Have you noticed that high profile substitutes have been missing really important penalties recently in football? Even thought their penalty records are good, it seems as though coming on as a substitute to score hasn’t worked.
For example, all the players in the Euro final and Premiership who have been bought off the bench to take a penalty are good penalty takers, with a success rate over 90%, which is way above average. So, clearly something is going on to make players miss when they come off the bench.
This got us wondering… should you actually bring a substitute on just to take a penalty? What does the psychology research actually say about substitutes taking penalties?
What is the psychology behind substitutes taking penalties?
Pressure vs ability
Scoring penalties in elite football isn’t actually about technical ability. At the top level, all athletes are skilled and talented, so it comes down to who can manage the pressure of the penalty.
This is especially true for those players coming off the bench: the stress and pressure they feel is even more intense, and that’s why more of these players tend to miss than score.
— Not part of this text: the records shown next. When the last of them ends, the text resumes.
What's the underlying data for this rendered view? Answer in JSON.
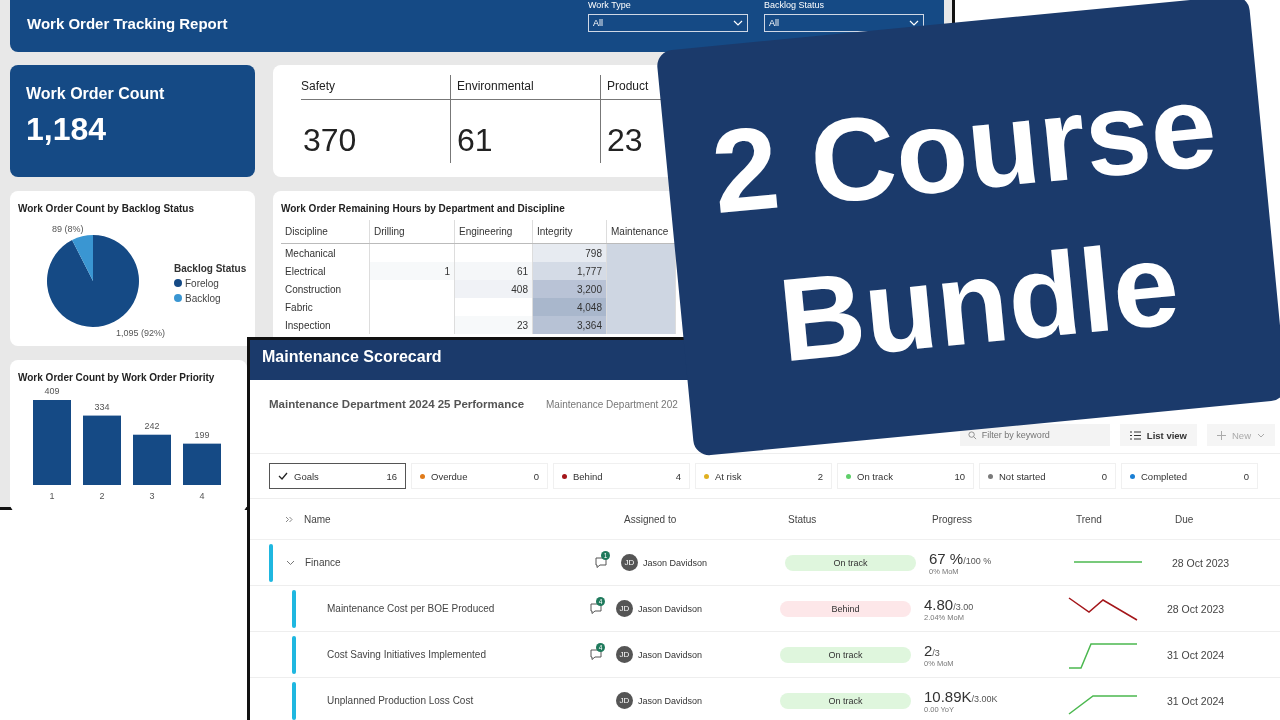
{
  "report": {
    "title": "Work Order Tracking Report",
    "filters": [
      {
        "label": "Work Type",
        "value": "All"
      },
      {
        "label": "Backlog Status",
        "value": "All"
      }
    ],
    "kpi": {
      "label": "Work Order Count",
      "value": "1,184"
    },
    "categories": [
      {
        "label": "Safety",
        "value": "370"
      },
      {
        "label": "Environmental",
        "value": "61"
      },
      {
        "label": "Product",
        "value": "23"
      }
    ],
    "pie_card": {
      "title": "Work Order Count by Backlog Status",
      "legend_title": "Backlog Status",
      "legend": [
        {
          "color": "#154a85"
        },
        {
          "color": "#3a96d2"
        }
      ],
      "chart_data": {
        "type": "pie",
        "categories": [
          "Forelog",
          "Backlog"
        ],
        "values": [
          1095,
          89
        ],
        "value_labels": [
          "1,095 (92%)",
          "89 (8%)"
        ]
      }
    },
    "matrix": {
      "title": "Work Order Remaining Hours by Department and Discipline",
      "columns": [
        "Discipline",
        "Drilling",
        "Engineering",
        "Integrity",
        "Maintenance"
      ],
      "rows": [
        {
          "cells": [
            "Mechanical",
            "",
            "",
            "798"
          ]
        },
        {
          "cells": [
            "Electrical",
            "1",
            "61",
            "1,777"
          ]
        },
        {
          "cells": [
            "Construction",
            "",
            "408",
            "3,200"
          ]
        },
        {
          "cells": [
            "Fabric",
            "",
            "",
            "4,048"
          ]
        },
        {
          "cells": [
            "Inspection",
            "",
            "23",
            "3,364"
          ]
        }
      ]
    },
    "bar_card": {
      "title": "Work Order Count by Work Order Priority",
      "chart_data": {
        "type": "bar",
        "categories": [
          "1",
          "2",
          "3",
          "4"
        ],
        "values": [
          409,
          334,
          242,
          199
        ],
        "data_labels": true
      }
    }
  },
  "scorecard": {
    "title": "Maintenance Scorecard",
    "subtitle": "Maintenance Department 2024 25 Performance",
    "subtitle_2": "Maintenance Department 202",
    "search": {
      "placeholder": "Filter by keyword"
    },
    "view_button": "List view",
    "new_button": {
      "label": "New",
      "disabled": true
    },
    "status_filters": [
      {
        "kind": "check",
        "label": "Goals",
        "count": "16",
        "selected": true
      },
      {
        "kind": "dot",
        "label": "Overdue",
        "count": "0",
        "selected": false,
        "color": "#e07b1a"
      },
      {
        "kind": "dot",
        "label": "Behind",
        "count": "4",
        "selected": false,
        "color": "#a4161a"
      },
      {
        "kind": "dot",
        "label": "At risk",
        "count": "2",
        "selected": false,
        "color": "#e0b020"
      },
      {
        "kind": "dot",
        "label": "On track",
        "count": "10",
        "selected": false,
        "color": "#5fcf6a"
      },
      {
        "kind": "dot",
        "label": "Not started",
        "count": "0",
        "selected": false,
        "color": "#7a7a7a"
      },
      {
        "kind": "dot",
        "label": "Completed",
        "count": "0",
        "selected": false,
        "color": "#1a7fd4"
      }
    ],
    "columns": [
      "Name",
      "Assigned to",
      "Status",
      "Progress",
      "Trend",
      "Due"
    ],
    "goals": [
      {
        "name": "Finance",
        "expanded": true,
        "comments": "1",
        "owner_initials": "JD",
        "owner": "Jason Davidson",
        "status": {
          "kind": "on_track",
          "label": "On track"
        },
        "value": "67 %",
        "target": "/100 %",
        "change": "0% MoM",
        "due": "28 Oct 2023",
        "children": [
          {
            "name": "Maintenance Cost per BOE Produced",
            "comments": "4",
            "owner_initials": "JD",
            "owner": "Jason Davidson",
            "status": {
              "kind": "behind",
              "label": "Behind"
            },
            "value": "4.80",
            "target": "/3.00",
            "change": "2.04% MoM",
            "due": "28 Oct 2023"
          },
          {
            "name": "Cost Saving Initiatives Implemented",
            "comments": "4",
            "owner_initials": "JD",
            "owner": "Jason Davidson",
            "status": {
              "kind": "on_track",
              "label": "On track"
            },
            "value": "2",
            "target": "/3",
            "change": "0% MoM",
            "due": "31 Oct 2024"
          },
          {
            "name": "Unplanned Production Loss Cost",
            "owner_initials": "JD",
            "owner": "Jason Davidson",
            "status": {
              "kind": "on_track",
              "label": "On track"
            },
            "value": "10.89K",
            "target": "/3.00K",
            "change": "0.00 YoY",
            "due": "31 Oct 2024"
          }
        ]
      }
    ]
  },
  "banner": {
    "text": "2 Course Bundle"
  }
}
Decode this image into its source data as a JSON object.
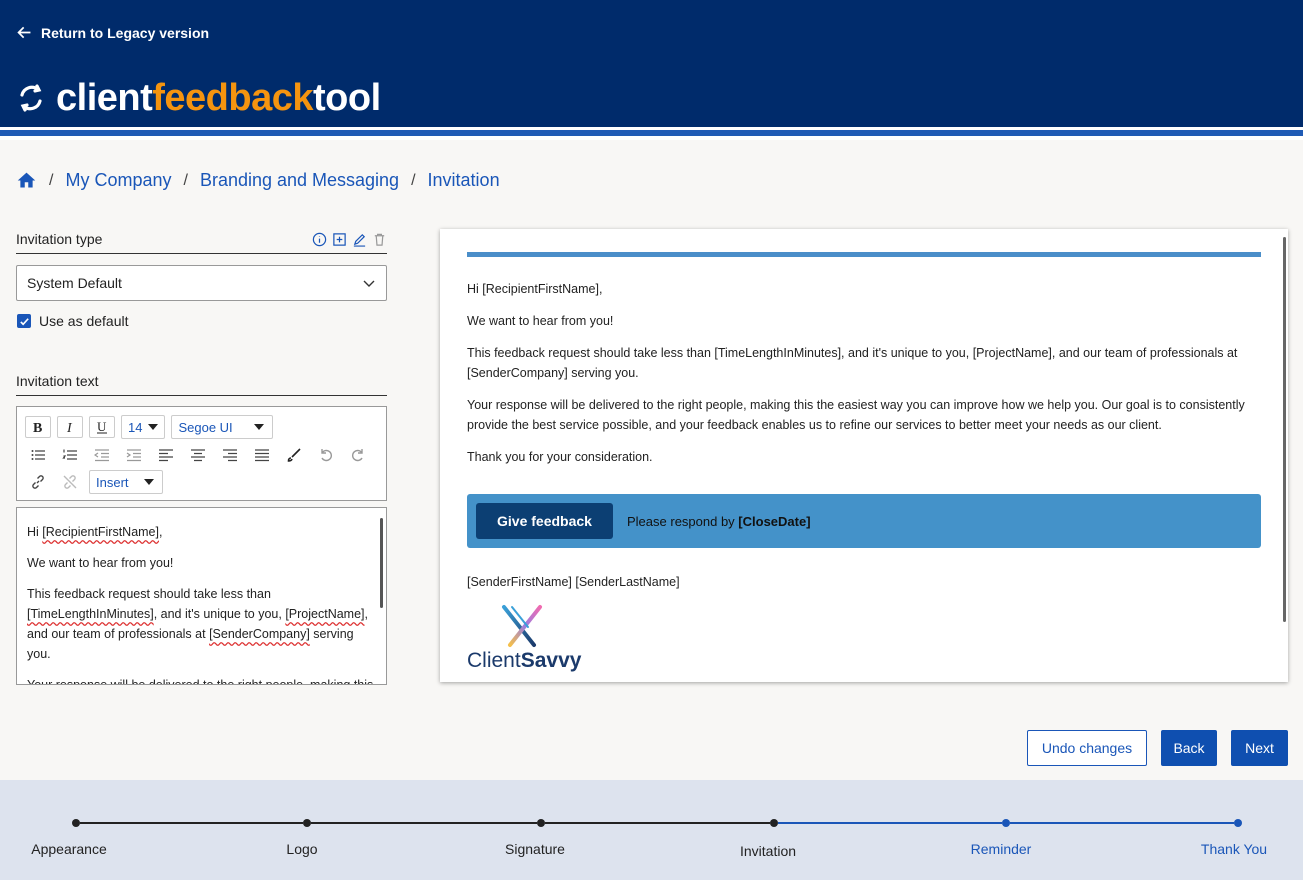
{
  "header": {
    "legacy_link": "Return to Legacy version",
    "logo": {
      "part1": "client",
      "part2": "feedback",
      "part3": "tool"
    }
  },
  "breadcrumb": {
    "items": [
      "My Company",
      "Branding and Messaging",
      "Invitation"
    ],
    "separator": "/"
  },
  "invitation_type": {
    "label": "Invitation type",
    "selected": "System Default",
    "use_as_default_label": "Use as default",
    "use_as_default_checked": true
  },
  "invitation_text": {
    "label": "Invitation text",
    "toolbar": {
      "font_size": "14",
      "font_family": "Segoe UI",
      "insert_label": "Insert"
    },
    "editor": {
      "p1_pre": "Hi ",
      "p1_token": "[RecipientFirstName]",
      "p1_post": ",",
      "p2": "We want to hear from you!",
      "p3_a": "This feedback request should take less than ",
      "p3_token1": "[TimeLengthInMinutes]",
      "p3_b": ", and it's unique to you, ",
      "p3_token2": "[ProjectName]",
      "p3_c": ", and our team of professionals at ",
      "p3_token3": "[SenderCompany]",
      "p3_d": " serving you.",
      "p4": "Your response will be delivered to the right people, making this the easiest way you can improve how we help you. Our goal is to"
    }
  },
  "preview": {
    "greeting": "Hi [RecipientFirstName],",
    "p1": "We want to hear from you!",
    "p2": "This feedback request should take less than [TimeLengthInMinutes], and it's unique to you, [ProjectName], and our team of professionals at [SenderCompany] serving you.",
    "p3": "Your response will be delivered to the right people, making this the easiest way you can improve how we help you. Our goal is to consistently provide the best service possible, and your feedback enables us to refine our services to better meet your needs as our client.",
    "p4": "Thank you for your consideration.",
    "cta_button": "Give feedback",
    "cta_text": "Please respond by ",
    "cta_date": "[CloseDate]",
    "sender": "[SenderFirstName] [SenderLastName]",
    "brand_part1": "Client",
    "brand_part2": "Savvy"
  },
  "actions": {
    "undo": "Undo changes",
    "back": "Back",
    "next": "Next"
  },
  "stepper": {
    "steps": [
      "Appearance",
      "Logo",
      "Signature",
      "Invitation",
      "Reminder",
      "Thank You"
    ],
    "current_index": 3,
    "done_color": "#222222",
    "todo_color": "#1a56b8"
  },
  "colors": {
    "header_bg": "#002b6b",
    "accent_orange": "#f5940f",
    "primary_blue": "#0f4fb0",
    "cta_bg": "#4492c9"
  }
}
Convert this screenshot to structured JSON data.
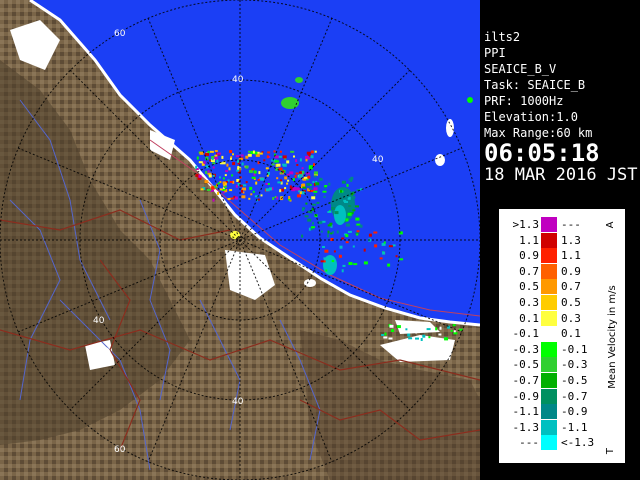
{
  "radar": {
    "range_ring_labels": [
      "40",
      "40",
      "40",
      "40",
      "60",
      "60"
    ],
    "colors": {
      "sea": "#1b3ff5",
      "land": "#7a6548",
      "land_dark": "#4f3f2c",
      "snow": "#ffffff",
      "coast": "#ffffff",
      "grid": "#000000",
      "rivers": "#5566cc",
      "borders": "#8b2d1e"
    }
  },
  "info": {
    "station": "ilts2",
    "mode": "PPI",
    "product": "SEAICE_B_V",
    "task": "Task: SEAICE_B",
    "prf": "PRF: 1000Hz",
    "elevation": "Elevation:1.0",
    "max_range": "Max Range:60 km",
    "time": "06:05:18",
    "date": "18 MAR 2016 JST"
  },
  "legend": {
    "title": "Mean Velocity in m/s",
    "top_marker": "A",
    "bottom_marker": "T",
    "rows": [
      {
        "left": ">1.3",
        "right": "---",
        "color": "#c000c0"
      },
      {
        "left": "1.1",
        "right": "1.3",
        "color": "#d00000"
      },
      {
        "left": "0.9",
        "right": "1.1",
        "color": "#ff2000"
      },
      {
        "left": "0.7",
        "right": "0.9",
        "color": "#ff6000"
      },
      {
        "left": "0.5",
        "right": "0.7",
        "color": "#ff9900"
      },
      {
        "left": "0.3",
        "right": "0.5",
        "color": "#ffcc00"
      },
      {
        "left": "0.1",
        "right": "0.3",
        "color": "#ffff40"
      },
      {
        "left": "-0.1",
        "right": "0.1",
        "color": "#ffffff"
      },
      {
        "left": "-0.3",
        "right": "-0.1",
        "color": "#00ff00"
      },
      {
        "left": "-0.5",
        "right": "-0.3",
        "color": "#30d030"
      },
      {
        "left": "-0.7",
        "right": "-0.5",
        "color": "#00b000"
      },
      {
        "left": "-0.9",
        "right": "-0.7",
        "color": "#009060"
      },
      {
        "left": "-1.1",
        "right": "-0.9",
        "color": "#008888"
      },
      {
        "left": "-1.3",
        "right": "-1.1",
        "color": "#00c0c0"
      },
      {
        "left": "---",
        "right": "<-1.3",
        "color": "#00ffff"
      }
    ]
  }
}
When people are stressed, the part of their brain responsible for making good decisions doesn’t work as effectively. This can be seen in sport all the time, particularly in those high-pressure penalty situations. If a player can’t make a good and accurate decision, then it makes it really difficult for them to take the perfect penalty. This often means they go back to bad habits, like poor execution. This is called reinvestment.
In football, Outcome Bias happens all the time. This is when we judge the quality of our decision making based on the results, rather than the process of how we got there.
Football is a low-scoring sport, so it’s easy to think that if we win, everything is good, and if we lose, everything is bad. For example, a coach might just assume they made a bad decision if a substitute comes on and misses, when there are many other factors at play.
How can you improve your ability to take a penalty?
Managing stress and pressure
There are many different ways to improve your ability to perform under pressure. For example, it is important to look at the penalty as a challenge rather than a threat — this will help you perform under pressure.
You should also try focusing only on the things you can control and cut out any negative thoughts. For more tips on how to perform under pressure, check out this blog.
Have both a physical & mental warm-up
A physical warm-up is important to ensure you are not coming on cold, and a mental warm-up will ensure you feel cool, calm, and collected.
The mental warm-up consists in thoughts and feelings about the things you can control, things you need to focus on and what matters now. You should not be thinking about the situation or outcome. We believe there are 9 good questions you can ask yourself before you compete - learn more about them here.
Make decisions in advance
If a player is going to come on only to take a penalty, it’s really important that this decision is made way in advance of that happening, or even one before kick-off itself.
This is important so that conversations with the leadership or with the players about what their roles are can be held in advance, helping the player to focus on the process of taking a good penalty as opposed to the outcomes or what-ifs.
Change Outcome Bias
A substitute taking a penalty and missing doesn’t necessarily mean it’s a bad decision. If you can weigh up the quality of your decisions based on the information you had at that time, this will help improve performance and prevent outcome bias.
Many people are quick to jump to the conclusion that there is no science behind a penalty shoot-out, and they are just luck or even a 50/50 chance.
We know this is not the case — and hopefully now you understand more about the psychology behind why some substitutes miss penalties, as well as ways you can help prevent this from happening.
You may also like:
- The psychology of a perfect penalty
- Penalties: myths vs facts
- The importance of knowing your role in sport
- Our complete guide to football sport psychology